The crystal clear stretches of waters changing hues at Jolly Buoy with its magnificient corals and magical marine life to the rare, delightful rendezvous with the dolphins of Wandoor, Andamans never failed to amaze.
More than the joy of snorkelling in sparkling waters or collecting shells of different sizes and shapes was the joy of leaving behind your bag anywhere on the island to find it right there whenever you were back.
It had forests too. Lush, evergreen ones with huge magnificent trees. Trees that made you crane your neck as you traced their length and tempted you to hug them with all your might.
From the fragrances of the forests of Mt.Hariett to the mesh of mangroves at Baratang island with picture-perfect canopies.
And then there were limestone caves and a long memorable journey to reach them.
There were scribblings on the sand, conversations with the waves, tireless countings of the shining stars in the clear night sky at Neil and hide and seek with the many feathered beauties of the island.
Long balmy walks to Corbyn’s cove at port Blair to the crazy shopping sessions at Sagarika emporium. The rolling and pitching of the high-speed craft Makcruzz ferrying passengers to the islands to watching the lilting of waves onboard MV Belle.
Local interactions made the journeys worthwhile: meeting the strong willed Anuradha, the guide at Ross Island whose passion for her job and the island had a ripple effect on her audience, conversations with Aziz, the sailor on MV Makruzz from Minicoy island, a place I knew nothing about and the absolutely delectable food cooked by Reshma, the girl from Ranchi who worked in a local eatery.
Miles away from the mainland, with little connectivity, it felt an alien country, but yet I was at home.
When Pobitro met every teeny weeny demand, ( from chocolate icecream to the fiercely guarded wifi password), the Cook at Ripple dished out meals like they’re cooked at home, the best ever idli Wada was found at a jaw dropping rate in the middle of a forest and Drumstick leaves pakodas were gobbled at Laxmanpur beach at Neil Island, when everyone at the island lent a helping hand and nights were spent chatting endlessly with Janhvi, who wouldn’t be at home.

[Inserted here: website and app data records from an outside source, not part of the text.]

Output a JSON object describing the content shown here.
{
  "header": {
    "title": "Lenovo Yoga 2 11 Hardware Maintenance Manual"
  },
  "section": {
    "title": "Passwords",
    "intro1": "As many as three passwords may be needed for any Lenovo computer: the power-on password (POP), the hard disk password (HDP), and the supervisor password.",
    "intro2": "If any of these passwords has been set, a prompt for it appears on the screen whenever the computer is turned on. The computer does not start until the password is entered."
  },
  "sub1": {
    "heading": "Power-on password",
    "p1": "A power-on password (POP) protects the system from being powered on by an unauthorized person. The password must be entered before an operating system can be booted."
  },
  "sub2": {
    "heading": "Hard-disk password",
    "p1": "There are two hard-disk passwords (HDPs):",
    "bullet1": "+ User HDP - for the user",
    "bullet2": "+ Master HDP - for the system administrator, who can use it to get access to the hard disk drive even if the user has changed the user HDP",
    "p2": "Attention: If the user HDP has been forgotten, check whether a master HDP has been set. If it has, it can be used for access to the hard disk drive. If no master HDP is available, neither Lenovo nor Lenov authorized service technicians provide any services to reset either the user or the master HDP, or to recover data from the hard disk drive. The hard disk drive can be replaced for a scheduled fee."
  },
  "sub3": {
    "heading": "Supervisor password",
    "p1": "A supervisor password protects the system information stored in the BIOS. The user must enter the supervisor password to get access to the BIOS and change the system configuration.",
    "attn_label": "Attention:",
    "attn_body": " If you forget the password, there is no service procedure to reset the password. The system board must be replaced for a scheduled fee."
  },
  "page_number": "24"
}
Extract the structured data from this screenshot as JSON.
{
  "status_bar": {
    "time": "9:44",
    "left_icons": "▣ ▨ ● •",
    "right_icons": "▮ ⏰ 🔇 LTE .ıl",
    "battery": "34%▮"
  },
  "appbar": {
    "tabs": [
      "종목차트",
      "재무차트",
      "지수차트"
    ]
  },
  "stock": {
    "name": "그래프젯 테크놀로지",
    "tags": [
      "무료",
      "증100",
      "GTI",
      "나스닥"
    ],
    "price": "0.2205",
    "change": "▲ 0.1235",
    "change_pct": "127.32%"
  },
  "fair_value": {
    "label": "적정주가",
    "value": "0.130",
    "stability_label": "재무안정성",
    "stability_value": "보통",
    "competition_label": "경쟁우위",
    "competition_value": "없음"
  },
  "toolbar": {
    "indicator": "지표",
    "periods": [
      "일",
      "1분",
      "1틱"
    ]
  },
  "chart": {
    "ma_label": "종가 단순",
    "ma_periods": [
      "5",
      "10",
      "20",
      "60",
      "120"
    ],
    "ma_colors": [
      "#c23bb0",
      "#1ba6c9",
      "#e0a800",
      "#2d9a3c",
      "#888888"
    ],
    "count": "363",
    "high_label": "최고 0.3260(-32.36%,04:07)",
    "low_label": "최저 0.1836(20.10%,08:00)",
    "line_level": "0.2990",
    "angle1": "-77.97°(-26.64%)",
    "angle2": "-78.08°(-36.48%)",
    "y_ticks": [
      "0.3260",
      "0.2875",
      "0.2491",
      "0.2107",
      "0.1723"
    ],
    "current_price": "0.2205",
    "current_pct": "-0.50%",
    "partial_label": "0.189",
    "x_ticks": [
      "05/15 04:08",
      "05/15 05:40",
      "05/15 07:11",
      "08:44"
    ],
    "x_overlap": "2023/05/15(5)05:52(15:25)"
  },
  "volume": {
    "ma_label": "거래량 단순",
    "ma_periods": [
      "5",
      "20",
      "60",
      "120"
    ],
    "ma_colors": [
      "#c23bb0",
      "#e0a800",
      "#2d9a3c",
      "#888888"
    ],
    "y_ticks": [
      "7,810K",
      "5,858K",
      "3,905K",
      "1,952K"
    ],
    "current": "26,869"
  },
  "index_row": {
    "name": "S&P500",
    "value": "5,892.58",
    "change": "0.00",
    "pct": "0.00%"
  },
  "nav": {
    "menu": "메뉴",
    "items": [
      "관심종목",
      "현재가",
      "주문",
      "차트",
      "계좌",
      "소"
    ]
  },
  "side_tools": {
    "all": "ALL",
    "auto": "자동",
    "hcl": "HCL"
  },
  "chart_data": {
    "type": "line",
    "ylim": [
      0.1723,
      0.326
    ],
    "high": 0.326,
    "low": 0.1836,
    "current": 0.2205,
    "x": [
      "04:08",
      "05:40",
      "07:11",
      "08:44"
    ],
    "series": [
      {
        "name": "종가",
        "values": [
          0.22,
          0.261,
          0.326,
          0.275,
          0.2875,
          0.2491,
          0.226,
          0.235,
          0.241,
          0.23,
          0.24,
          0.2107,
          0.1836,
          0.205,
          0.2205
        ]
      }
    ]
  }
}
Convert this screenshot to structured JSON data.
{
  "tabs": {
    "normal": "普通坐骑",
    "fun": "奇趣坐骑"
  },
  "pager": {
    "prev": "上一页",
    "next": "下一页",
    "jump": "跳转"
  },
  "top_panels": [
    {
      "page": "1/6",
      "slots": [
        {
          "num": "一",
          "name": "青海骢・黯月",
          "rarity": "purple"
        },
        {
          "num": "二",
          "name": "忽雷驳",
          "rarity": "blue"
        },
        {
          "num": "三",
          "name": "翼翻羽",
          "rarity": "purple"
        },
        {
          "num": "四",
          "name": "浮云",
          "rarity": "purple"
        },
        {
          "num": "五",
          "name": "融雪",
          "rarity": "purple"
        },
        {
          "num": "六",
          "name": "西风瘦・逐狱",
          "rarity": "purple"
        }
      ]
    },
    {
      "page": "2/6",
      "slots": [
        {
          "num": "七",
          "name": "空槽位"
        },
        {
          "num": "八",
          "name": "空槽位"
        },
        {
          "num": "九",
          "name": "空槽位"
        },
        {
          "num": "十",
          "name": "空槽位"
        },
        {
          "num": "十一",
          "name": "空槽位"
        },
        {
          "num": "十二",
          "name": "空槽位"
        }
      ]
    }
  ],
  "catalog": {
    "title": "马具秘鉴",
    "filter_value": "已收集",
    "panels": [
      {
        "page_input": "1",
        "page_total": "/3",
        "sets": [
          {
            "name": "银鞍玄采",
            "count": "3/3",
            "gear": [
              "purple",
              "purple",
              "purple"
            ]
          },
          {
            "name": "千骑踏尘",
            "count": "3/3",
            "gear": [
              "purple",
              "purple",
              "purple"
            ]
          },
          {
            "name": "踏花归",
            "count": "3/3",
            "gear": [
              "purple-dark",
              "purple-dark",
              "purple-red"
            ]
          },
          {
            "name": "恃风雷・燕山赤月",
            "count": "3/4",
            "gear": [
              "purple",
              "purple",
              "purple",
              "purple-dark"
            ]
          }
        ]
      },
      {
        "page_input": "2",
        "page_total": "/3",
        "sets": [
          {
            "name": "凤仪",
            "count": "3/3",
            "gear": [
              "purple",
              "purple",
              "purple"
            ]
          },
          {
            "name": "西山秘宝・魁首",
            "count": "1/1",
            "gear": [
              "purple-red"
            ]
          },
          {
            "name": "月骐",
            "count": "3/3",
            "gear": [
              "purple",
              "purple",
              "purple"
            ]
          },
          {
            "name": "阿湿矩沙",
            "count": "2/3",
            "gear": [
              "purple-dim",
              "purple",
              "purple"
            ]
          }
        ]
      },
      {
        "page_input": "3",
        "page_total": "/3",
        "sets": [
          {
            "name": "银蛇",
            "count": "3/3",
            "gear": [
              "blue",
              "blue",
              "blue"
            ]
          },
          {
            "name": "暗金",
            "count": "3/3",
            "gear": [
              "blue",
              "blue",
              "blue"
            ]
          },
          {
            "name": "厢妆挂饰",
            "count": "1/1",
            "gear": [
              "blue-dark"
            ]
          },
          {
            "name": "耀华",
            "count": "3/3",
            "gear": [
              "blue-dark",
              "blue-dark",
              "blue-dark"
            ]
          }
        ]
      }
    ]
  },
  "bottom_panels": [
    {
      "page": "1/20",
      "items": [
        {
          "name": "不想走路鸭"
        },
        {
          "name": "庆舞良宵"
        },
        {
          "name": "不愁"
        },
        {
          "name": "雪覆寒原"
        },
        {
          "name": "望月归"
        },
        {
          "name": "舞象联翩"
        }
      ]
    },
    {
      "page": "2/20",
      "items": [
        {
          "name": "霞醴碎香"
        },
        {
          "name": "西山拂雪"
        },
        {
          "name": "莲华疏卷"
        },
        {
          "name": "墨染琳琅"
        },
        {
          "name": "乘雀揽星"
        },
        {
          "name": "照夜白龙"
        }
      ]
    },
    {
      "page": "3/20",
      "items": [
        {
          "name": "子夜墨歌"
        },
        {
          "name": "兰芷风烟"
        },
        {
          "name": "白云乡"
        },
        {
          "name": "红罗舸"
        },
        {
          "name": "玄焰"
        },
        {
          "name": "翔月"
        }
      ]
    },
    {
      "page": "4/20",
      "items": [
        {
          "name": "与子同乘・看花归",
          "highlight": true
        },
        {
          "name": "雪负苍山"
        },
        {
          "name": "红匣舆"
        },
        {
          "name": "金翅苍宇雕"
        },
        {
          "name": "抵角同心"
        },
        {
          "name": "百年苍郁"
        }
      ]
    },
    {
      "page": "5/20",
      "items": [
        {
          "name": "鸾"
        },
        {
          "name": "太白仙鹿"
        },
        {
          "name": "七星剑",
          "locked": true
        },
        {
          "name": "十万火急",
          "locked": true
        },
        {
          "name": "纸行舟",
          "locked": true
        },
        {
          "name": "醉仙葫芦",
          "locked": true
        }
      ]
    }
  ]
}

I feel the sprays of sea salt and the cool sea breeze, till I hear honks of cars and the screeching of buses in this busy street.
I think I left a part of me, under the tall Mahua tree, or on the Kala Pathar beach maybe,
In this paradise called Andamans.